Your task - Copy every line in the records below that contains the word "brand".

Available records -
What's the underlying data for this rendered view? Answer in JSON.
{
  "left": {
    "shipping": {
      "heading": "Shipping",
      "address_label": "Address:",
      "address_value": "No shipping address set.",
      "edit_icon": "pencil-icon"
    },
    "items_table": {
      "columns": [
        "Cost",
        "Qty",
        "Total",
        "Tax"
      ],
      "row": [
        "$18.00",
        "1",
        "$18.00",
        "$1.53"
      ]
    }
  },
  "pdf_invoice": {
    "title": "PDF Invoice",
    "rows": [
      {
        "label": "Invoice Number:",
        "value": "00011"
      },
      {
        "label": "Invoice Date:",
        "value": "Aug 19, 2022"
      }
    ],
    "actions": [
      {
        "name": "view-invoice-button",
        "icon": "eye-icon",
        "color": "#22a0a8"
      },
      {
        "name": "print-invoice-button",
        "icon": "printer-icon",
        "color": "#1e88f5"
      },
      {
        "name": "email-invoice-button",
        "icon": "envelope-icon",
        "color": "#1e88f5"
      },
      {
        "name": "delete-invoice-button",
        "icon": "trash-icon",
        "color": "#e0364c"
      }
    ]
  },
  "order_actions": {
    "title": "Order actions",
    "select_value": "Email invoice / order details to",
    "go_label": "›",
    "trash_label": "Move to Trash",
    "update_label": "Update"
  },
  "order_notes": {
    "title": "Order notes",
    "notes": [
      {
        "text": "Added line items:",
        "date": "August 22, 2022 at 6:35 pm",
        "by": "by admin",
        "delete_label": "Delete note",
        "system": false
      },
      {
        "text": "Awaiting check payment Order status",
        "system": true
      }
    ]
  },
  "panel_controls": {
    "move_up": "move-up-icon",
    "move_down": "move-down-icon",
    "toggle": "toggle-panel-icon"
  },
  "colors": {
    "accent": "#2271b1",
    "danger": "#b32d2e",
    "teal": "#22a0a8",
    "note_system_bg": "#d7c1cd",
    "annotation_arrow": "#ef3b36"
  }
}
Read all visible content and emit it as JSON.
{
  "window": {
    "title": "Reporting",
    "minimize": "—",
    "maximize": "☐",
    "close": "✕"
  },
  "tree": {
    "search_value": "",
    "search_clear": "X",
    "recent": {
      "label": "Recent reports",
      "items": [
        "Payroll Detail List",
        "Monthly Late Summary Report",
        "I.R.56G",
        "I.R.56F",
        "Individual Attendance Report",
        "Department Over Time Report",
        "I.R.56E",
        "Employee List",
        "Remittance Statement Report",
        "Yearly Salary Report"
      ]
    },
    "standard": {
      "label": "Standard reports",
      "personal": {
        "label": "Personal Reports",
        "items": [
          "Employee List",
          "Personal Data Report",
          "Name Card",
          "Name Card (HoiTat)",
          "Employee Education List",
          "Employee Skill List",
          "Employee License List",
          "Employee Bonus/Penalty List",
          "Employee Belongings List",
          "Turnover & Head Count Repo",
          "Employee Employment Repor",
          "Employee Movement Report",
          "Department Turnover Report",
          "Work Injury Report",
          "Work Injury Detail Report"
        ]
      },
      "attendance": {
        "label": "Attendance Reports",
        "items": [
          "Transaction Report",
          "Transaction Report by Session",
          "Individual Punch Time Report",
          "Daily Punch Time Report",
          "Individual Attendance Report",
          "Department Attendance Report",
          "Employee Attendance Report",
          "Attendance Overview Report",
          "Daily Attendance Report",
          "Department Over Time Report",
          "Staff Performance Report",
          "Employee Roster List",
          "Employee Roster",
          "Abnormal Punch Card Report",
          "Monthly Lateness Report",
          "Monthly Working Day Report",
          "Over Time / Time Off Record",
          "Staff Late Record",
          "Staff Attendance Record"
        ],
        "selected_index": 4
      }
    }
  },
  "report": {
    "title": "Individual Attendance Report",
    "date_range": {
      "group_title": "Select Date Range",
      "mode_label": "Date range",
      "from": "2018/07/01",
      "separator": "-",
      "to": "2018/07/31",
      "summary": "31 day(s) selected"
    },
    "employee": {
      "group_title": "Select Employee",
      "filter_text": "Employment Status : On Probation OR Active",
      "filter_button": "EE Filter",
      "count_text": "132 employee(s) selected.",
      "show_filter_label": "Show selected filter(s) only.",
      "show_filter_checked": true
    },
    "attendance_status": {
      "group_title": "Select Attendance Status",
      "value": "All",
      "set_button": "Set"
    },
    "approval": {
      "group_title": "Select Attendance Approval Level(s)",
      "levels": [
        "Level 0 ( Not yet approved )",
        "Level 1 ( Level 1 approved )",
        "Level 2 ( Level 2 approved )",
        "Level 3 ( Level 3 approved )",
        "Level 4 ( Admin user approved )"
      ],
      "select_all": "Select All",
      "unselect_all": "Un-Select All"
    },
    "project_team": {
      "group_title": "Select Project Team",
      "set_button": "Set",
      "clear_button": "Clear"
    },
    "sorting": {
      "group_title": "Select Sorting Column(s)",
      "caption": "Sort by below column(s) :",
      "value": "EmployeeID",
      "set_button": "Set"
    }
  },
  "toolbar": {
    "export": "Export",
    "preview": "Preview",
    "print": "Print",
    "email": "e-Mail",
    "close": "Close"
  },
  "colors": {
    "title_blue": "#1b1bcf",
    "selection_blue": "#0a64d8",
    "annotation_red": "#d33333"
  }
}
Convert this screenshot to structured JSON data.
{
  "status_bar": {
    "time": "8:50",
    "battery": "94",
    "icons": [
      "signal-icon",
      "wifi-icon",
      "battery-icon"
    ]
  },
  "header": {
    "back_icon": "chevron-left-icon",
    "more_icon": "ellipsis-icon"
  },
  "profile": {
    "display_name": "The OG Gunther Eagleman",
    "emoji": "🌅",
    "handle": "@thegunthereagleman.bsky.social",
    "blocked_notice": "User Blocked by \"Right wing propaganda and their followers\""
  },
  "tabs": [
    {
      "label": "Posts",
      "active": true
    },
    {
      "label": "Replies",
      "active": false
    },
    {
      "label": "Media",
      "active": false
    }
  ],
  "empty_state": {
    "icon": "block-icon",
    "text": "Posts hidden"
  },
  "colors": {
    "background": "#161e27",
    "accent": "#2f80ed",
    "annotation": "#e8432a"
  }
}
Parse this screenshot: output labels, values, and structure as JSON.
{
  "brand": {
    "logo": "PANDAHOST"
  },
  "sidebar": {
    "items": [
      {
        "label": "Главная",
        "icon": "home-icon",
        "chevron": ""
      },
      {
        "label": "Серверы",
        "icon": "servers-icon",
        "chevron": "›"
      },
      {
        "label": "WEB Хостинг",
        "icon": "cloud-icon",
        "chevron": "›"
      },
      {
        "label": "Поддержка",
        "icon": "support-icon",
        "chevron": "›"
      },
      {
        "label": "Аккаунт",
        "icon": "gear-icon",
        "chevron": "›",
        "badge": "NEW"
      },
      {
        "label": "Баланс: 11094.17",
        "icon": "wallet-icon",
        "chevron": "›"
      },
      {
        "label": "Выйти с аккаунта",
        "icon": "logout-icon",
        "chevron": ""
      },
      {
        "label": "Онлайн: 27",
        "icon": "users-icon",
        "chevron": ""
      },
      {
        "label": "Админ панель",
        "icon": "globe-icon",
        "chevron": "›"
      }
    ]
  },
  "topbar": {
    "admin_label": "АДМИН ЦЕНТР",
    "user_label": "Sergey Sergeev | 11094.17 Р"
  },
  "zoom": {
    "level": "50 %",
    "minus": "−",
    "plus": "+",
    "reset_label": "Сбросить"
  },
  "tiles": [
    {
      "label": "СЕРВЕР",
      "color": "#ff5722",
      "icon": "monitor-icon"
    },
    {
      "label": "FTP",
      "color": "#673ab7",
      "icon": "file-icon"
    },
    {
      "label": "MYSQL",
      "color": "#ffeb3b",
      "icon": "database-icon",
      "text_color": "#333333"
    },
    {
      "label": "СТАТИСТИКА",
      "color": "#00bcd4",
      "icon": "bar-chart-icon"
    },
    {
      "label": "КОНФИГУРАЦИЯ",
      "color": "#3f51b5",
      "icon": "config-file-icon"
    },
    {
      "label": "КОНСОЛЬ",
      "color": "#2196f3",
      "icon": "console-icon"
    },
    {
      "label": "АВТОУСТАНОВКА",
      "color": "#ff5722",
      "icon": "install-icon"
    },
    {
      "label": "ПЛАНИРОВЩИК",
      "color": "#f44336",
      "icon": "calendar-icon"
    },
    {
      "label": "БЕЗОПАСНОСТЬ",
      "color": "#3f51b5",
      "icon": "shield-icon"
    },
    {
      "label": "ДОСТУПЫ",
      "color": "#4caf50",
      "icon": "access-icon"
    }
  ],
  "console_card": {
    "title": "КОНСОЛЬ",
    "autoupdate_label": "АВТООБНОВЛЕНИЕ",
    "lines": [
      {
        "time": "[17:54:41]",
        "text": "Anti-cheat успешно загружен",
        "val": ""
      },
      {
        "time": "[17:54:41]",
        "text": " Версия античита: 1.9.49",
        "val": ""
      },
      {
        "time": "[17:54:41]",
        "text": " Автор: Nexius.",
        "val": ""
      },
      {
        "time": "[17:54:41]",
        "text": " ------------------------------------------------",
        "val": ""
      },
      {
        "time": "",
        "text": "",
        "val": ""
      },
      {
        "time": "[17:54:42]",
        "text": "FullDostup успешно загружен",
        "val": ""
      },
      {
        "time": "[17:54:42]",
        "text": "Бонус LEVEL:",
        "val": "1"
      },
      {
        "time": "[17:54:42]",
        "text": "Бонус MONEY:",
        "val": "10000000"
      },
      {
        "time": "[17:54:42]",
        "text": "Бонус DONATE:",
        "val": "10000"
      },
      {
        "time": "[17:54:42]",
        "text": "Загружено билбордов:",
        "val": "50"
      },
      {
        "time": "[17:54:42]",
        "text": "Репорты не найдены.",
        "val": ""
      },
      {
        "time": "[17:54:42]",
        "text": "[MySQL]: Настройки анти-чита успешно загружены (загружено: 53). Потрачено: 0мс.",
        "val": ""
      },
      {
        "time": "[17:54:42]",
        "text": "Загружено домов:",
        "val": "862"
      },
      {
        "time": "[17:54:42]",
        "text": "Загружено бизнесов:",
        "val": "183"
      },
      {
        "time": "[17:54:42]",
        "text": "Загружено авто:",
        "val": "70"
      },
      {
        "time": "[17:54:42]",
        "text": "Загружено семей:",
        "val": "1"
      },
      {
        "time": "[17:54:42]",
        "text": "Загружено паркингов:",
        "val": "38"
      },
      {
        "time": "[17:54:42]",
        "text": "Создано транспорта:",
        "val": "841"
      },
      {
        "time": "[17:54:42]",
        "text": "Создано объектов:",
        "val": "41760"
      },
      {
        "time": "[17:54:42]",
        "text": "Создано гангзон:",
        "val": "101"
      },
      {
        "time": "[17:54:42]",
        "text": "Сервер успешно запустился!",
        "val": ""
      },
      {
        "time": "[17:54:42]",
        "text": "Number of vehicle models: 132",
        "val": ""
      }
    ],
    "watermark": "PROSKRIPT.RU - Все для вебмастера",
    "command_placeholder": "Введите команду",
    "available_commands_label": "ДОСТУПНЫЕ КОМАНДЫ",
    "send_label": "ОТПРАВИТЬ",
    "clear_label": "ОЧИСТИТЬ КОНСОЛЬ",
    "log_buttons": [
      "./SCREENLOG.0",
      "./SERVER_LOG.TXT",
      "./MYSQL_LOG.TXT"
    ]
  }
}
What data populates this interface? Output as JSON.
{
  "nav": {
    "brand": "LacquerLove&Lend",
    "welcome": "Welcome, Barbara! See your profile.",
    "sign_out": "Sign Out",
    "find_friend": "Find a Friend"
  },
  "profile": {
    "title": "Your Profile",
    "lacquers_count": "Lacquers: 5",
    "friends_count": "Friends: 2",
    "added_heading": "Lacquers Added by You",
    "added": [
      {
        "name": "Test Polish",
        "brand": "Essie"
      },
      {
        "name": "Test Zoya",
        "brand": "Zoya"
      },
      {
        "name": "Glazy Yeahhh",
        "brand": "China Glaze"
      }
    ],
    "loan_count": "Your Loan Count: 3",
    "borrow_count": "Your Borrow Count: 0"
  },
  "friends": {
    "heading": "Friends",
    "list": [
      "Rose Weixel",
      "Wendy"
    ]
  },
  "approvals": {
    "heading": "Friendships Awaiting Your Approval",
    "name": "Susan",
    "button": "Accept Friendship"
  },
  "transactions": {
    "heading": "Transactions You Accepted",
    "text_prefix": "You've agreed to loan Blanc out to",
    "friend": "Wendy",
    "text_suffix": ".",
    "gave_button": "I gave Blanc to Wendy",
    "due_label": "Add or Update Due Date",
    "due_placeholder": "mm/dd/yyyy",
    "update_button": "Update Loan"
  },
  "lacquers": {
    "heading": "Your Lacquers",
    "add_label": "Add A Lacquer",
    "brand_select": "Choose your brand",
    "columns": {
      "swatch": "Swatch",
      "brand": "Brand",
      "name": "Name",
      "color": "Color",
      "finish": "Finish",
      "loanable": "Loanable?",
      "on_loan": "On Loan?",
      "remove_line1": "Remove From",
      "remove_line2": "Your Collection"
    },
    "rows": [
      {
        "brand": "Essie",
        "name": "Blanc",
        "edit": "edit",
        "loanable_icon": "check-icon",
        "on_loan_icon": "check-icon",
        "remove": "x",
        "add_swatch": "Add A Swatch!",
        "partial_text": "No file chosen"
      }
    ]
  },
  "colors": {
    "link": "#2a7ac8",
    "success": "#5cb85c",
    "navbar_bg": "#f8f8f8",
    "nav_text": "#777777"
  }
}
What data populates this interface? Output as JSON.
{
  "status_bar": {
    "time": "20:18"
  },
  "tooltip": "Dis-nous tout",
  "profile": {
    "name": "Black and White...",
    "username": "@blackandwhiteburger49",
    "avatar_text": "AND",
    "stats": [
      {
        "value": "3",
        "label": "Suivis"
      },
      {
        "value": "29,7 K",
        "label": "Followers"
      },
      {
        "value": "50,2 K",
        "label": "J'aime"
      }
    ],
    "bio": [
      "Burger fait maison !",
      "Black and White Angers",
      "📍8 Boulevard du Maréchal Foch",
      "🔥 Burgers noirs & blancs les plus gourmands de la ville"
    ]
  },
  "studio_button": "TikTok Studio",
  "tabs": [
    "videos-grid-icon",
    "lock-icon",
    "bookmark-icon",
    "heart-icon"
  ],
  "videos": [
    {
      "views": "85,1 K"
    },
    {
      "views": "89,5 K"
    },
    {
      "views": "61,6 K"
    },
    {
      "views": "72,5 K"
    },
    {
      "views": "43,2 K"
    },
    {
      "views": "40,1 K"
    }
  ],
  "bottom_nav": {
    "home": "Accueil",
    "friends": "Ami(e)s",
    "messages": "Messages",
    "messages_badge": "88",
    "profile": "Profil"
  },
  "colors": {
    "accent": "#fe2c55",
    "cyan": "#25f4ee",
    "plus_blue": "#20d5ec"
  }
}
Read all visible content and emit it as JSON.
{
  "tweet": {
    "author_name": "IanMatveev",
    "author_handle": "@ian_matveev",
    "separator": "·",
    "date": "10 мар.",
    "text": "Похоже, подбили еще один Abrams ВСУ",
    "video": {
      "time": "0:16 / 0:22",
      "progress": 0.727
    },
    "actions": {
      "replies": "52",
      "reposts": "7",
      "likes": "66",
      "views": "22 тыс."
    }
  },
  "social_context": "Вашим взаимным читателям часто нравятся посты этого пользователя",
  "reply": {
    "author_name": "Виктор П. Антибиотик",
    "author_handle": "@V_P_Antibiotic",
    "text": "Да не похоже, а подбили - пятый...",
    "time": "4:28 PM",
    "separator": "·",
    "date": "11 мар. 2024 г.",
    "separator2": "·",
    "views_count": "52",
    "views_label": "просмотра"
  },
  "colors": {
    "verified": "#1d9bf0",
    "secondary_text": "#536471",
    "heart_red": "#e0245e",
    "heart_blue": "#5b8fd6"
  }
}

The answer -
  "brand": {
    "brand": "LacquerLove&Lend",
        "brand": "Essie"
        "brand": "Zoya"
        "brand": "China Glaze"
    "brand_select": "Choose your brand",
      "brand": "Brand",
        "brand": "Essie",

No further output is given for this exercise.